It’s taken a while, but I’ve found a measure of peace with food.  I know that when I’m lonely I want to eat.  I know that if I try to restrict myself, I will binge.  It is best for me to avoid any and all dieting.  I’m working out my food allergies and finding what works and what doesn’t.  I did the whole 30 diet for a little over a week and I felt amazing.  Diet’s however aren’t sustainable for me and are mostly a chance to binge the day before.  I’ve had to make them off limits.  I simply try to eat the best I can.  Without fear.  

I am doing my best  as a wife, a mother, a friend, a woman.  There is so much that I have learned on this life journey.  I hope that through my successes and failures I can encourage you.  I will be sharing more about my relationship with food and I hope that you find encouragement.


 The bottom picture was taken by Kara Stewart.  It is our most recent family picture.  I am 31.
The top was taken by my husband on our journey across the country.  I was 24.

So much life has happened in between.

Tuesday, July 9, 2013

An imperfect life.

I am a wannabe perfectionist.  I like the idea of doing everything perfectly.  I like order.  I like things to be exactly correct all of the time.

I find that I am often obsessing about how to pull myself more completely together.  How I should be better.  How I should actually stick to those lists I love to make.

In reality, I am shamefully imperfect.  I try.  And try.  And try.  And fail.

Then I feel discouraged and sad.

I really ought to be better.  But, I'm not.

I should admit here that I find the post "Messy house, but we have love, laughter, life" - thoroughly annoying.  I know that's' not exactly how it goes, but you get the drift.   I like a clean house with love, laughter, life.

I have two children.  I am a stay at home mom.  This is very feasible.  Yet, I've found that very often I am pushing my children away so I can clean.  I'm working so tirelessly at something that really doesn't matter that much.

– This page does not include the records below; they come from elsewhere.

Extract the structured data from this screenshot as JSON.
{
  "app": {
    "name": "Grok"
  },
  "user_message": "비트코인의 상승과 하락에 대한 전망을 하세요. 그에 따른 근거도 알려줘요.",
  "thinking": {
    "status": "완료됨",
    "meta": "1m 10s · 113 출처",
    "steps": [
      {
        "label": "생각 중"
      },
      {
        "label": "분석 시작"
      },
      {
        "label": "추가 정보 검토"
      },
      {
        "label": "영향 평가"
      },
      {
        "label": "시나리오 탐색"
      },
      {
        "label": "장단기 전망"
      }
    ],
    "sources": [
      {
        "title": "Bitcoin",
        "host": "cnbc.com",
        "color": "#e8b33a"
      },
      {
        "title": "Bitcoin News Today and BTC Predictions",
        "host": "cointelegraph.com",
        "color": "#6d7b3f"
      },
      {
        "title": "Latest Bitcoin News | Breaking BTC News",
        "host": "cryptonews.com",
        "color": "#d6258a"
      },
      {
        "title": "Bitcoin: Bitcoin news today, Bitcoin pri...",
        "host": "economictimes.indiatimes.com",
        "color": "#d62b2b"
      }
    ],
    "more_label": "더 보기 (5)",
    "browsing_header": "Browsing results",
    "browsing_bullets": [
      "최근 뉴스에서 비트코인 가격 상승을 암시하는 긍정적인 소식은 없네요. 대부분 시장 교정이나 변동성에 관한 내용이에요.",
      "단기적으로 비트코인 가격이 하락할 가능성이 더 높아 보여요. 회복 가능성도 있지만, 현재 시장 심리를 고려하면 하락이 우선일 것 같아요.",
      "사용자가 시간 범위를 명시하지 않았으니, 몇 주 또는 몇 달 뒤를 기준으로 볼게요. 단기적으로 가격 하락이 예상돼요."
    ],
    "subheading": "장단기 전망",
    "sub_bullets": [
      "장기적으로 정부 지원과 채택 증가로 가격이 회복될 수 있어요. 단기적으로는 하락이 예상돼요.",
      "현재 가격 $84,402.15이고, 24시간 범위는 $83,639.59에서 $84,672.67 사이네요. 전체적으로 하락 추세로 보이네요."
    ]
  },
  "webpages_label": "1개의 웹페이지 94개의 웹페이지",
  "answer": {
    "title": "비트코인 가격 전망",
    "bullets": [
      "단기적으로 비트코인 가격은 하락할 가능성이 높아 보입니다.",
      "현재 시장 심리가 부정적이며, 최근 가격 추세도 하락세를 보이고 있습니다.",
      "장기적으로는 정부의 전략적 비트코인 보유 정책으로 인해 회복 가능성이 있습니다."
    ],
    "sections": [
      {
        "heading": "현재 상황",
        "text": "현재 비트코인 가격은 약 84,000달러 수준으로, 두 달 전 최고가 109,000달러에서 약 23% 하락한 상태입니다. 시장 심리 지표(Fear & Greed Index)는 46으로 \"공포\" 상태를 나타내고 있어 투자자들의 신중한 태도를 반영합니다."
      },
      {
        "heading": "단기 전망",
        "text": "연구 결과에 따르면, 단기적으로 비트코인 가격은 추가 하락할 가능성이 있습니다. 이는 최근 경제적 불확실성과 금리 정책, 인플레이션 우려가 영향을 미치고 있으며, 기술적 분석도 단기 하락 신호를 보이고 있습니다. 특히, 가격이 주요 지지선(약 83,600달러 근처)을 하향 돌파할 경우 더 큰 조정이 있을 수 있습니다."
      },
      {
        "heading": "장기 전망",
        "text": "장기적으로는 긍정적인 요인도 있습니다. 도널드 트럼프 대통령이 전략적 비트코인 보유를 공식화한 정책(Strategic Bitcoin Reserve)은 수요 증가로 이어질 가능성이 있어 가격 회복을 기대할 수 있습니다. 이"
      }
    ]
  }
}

I know it's not perfect, but I've let my house go.  My husband is amazing, he simply smiles and tells me it looks like a lot of life has been lived in our home.  And it has.

We live.  Sometimes it's perfectly clean, but usually there is a line of toys from one room to another.  There is a stack of books that need to be mended and there is always laundry.

I am not perfect.

I'm not even a perfect mom.  Sometimes I get frustrated.  I have found it's easier to react than teach.  I try very hard to teach.  Sometimes I react.

When I go out, I look like a mom.  There are moments I look like a woman, but mostly it's just this mom look that hangs like a shroud.

I probably would have been mortified when I was 14 or even 21 to know that this is what I would grow in to.

I should probably be mortified to admit to you that I like me.

I like my imperfection and my messy house.  I like my kids with watermelon dripping down their chins and running to give me hugs when they're dripping wet and I'm not.

I want to be perfect.  I'm not.

I guess I'm embracing my imperfections.  Enjoying the moments of my life that grab and shake and rattle me, until I can't breathe, then collapse in the aftermath.

This is not a giving up.  Rather it's the freedom to fully enjoy this masterpiece of a life.

I don't like failures.  I would rather be imperfect than worry about failing.

My perfect little ship has sailed.  It was never really mine to begin with, just the illusion others used to whisper in my ear.  But, they are long gone and now it's the dawning of a life lived with handprints on the window.

Cause really.   Who got time for that?!